Folk Art from The American Museum in Britain
- Presents pieces from the exceptionally fine collection at The American Museum in Britain, explaining and elaborating on the diverse artistic legacy of this extraordinary genre
Housed in Claverton Manor on the outskirts of the Georgian city of Bath, the American Museum in Britain celebrates its 50th anniversary in 2011. ‘Folk art’ is a misunderstood term in Britain, often indiscriminatingly used as a synonym for ‘unsophisticated’ or ‘amateur’. At Claverton Manor, its American context is conveyed: the artistic legacy of the artisan and amateur in pre-industrial America, with pieces often designed for a practical purpose – such as bird decoys, weathervanes, trade signs and child likenesses in an age of high infant mortality. The folk art collection is one of the key ways the museum introduces its largely British audience to a distinctly American aesthetic. Important works include over 200 American quilts, 30 santos and scrimshaw signed by Frederick Myrick Some of America’s greatest folk painters are represented, including John Brewster Jr, Ammi Phillips, Thomas Chambers, Sturtevant Hamblen and Grandma Moses.
Laura Beresford has worked with historic collections for over 20 years in New Zealand, Canadian, and British museums. After her return to the U.K. in 1998, she won acclaim for her presentation of historic house interiors.

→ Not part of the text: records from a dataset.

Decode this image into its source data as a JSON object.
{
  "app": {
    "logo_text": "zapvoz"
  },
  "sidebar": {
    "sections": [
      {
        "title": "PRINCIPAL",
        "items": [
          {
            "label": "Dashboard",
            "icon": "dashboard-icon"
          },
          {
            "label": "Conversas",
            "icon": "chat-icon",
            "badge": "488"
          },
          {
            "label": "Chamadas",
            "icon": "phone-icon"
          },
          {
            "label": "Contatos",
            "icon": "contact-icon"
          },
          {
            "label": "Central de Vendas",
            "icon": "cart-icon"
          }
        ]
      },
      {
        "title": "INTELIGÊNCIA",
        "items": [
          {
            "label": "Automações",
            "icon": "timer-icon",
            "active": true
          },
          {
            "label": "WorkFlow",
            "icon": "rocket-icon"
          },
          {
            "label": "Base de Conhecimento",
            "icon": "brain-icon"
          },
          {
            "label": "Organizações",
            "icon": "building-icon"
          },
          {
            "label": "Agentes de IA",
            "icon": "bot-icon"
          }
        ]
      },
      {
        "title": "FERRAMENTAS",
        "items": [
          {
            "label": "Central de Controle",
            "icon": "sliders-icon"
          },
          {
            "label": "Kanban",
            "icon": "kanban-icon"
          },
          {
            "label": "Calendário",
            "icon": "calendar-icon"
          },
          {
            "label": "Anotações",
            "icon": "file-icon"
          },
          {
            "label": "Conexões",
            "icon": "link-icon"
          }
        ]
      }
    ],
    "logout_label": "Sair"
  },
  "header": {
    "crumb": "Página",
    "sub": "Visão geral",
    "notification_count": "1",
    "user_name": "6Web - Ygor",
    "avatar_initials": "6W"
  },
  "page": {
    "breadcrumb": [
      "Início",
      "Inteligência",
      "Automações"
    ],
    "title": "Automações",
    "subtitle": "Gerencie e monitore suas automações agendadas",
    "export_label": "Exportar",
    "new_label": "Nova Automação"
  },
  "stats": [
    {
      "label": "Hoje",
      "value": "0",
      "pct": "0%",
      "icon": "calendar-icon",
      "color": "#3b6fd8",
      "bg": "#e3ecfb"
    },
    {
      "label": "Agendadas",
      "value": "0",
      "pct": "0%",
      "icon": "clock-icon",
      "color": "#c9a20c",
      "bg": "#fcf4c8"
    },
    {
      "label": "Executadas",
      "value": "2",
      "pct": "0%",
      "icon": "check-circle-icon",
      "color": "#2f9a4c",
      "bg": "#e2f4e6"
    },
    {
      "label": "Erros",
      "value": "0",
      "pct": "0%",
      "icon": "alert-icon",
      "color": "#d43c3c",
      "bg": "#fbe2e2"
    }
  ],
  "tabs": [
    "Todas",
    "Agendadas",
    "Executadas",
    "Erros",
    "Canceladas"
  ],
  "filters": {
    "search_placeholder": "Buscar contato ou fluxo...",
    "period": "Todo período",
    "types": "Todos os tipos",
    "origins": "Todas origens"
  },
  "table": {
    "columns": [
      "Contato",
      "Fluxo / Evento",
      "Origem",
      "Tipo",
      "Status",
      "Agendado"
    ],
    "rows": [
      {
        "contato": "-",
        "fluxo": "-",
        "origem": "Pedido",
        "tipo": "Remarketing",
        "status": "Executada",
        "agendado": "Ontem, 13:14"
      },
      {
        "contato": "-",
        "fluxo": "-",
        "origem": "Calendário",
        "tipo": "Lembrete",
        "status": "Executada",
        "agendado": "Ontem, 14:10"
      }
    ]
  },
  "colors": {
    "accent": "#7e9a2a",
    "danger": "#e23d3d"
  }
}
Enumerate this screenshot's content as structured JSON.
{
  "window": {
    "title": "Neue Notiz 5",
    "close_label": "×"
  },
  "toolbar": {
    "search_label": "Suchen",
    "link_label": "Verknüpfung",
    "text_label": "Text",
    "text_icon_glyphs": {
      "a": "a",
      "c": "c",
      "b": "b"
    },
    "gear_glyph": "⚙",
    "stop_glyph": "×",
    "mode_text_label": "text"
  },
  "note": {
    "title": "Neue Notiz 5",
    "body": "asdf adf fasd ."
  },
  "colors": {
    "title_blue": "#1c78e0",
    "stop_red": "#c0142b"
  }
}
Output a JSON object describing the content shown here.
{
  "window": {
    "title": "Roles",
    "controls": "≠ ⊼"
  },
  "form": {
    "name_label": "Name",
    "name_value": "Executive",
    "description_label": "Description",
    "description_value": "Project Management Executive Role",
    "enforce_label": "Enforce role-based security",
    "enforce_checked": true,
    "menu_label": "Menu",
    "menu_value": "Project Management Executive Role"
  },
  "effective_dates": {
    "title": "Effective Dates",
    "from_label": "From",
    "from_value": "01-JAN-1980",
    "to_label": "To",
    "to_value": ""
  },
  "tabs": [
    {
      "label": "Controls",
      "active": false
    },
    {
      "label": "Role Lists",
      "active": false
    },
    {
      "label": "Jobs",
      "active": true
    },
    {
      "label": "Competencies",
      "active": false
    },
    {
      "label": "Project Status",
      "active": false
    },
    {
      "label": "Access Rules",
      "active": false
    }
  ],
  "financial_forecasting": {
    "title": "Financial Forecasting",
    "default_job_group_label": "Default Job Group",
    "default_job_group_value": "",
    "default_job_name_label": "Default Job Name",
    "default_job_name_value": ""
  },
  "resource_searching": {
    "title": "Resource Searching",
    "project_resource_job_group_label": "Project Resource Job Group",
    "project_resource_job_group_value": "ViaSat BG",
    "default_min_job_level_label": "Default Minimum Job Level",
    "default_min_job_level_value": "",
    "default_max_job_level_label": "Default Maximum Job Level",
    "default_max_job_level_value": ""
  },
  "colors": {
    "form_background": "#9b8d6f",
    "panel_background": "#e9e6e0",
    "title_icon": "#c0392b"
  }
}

Since 2006, she has been the curator of the American Museum in Britain.